Tuki (or Tulika) is a Maharashtrian girl who has grown up in the bylanes of Bandra with its cheek-by-jowl boutiques, bakeries and beauty parlours. Her Marathi-accented, not-so-fluent English is an adorable touch but little Ms. Bandra is big when it comes to ambition. Working as one of the much sought after hairstylists in the chic Nancy’s Factory, she is saving up for the day when she can afford the small property that she has identified to set up her dream salon. She has an adorable black mutt who goes by the name of, what else, Kaloo, who is also the keeper of all her secrets, big and small.

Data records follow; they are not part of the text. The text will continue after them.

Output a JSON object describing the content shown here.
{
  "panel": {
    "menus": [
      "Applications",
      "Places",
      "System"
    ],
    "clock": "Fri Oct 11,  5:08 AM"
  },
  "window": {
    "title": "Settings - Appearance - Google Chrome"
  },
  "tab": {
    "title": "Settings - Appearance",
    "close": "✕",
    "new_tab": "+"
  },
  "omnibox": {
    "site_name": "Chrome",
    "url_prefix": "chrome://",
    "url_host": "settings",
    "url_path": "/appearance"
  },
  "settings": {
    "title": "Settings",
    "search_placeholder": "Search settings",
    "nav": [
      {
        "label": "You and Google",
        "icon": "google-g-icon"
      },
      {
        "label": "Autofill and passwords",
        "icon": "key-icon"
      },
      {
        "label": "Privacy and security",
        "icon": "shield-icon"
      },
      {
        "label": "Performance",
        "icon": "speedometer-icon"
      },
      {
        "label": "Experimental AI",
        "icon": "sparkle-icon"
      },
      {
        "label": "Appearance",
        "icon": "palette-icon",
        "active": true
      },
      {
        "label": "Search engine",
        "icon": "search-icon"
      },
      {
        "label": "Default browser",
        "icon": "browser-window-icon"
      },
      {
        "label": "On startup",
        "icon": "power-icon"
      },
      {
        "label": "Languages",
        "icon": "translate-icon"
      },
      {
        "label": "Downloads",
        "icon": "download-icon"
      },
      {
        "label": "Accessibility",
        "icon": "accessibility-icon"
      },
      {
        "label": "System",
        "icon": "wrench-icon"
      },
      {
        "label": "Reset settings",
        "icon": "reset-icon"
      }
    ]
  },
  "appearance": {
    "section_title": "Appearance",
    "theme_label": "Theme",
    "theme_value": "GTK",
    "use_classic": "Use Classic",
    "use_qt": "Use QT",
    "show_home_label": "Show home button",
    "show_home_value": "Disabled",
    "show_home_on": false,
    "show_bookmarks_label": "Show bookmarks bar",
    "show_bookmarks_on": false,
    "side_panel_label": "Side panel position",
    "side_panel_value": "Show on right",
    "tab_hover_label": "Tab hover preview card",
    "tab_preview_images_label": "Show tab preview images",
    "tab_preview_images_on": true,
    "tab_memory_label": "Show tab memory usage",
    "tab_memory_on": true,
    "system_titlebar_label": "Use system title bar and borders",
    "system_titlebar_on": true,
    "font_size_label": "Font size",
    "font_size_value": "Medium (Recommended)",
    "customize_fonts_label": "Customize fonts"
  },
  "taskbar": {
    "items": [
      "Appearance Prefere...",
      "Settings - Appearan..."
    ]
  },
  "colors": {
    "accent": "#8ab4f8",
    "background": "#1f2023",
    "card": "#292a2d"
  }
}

Her colleagues at the NF are a bunch of quirky characters and the ups and downs of life and times in a Bandra salon are narrated by the author with great gusto and a sense of fun that keeps you smiling. There is a huge cast of characters and apart from the NF’s employees, there are a clutch of eccentric clients — including the acerbic and forgetful writer, Bijoy Dutta, filmstar Moushumi who has a paranoia of cutting her long tresses and the long-suffering Brenda and her kid Wolfie — who spice up the book’s first half. The introduction of Faraaz, a skilled tattoo man with a glad eye, ruffles up Tulika’s pretty orderly life but things begin to go seriously wrong when Bijoy suddenly does the disappearing act and her previous employer Savita Bhabhi’s parlour burns down. There is a bit of sabotage at work too and Tuki finds herself jobless and penniless.
The story, as well as Tuki’s life, take a sudden turn and the hairstylist finds herself sharing a villa in a picturesque village in Goa. The only bright spot in her life seems to be the charming hippie, Arvind. Will Tuki be able to realise her dream of setting up her own salon? What’s her connection with Bijoy? And what should she make of all these feelings that she nurtures for hot bod Arvind?
Parul Sharma brings freshness and a chicklit-like feel to her third novel, which has a bit of mystery, a lot of sparkling humour and a dash of romance. The only flaw in this extremely enjoyable book is the resolution. The ‘chase’ loses a bit of steam towards the end as the plot resolution gets stretched out. The back-story dump for a couple of characters could also have been avoided.
Overall, though, it is a fun read that will keep you smiling to the very last page.
My Rating: Four out of five stars.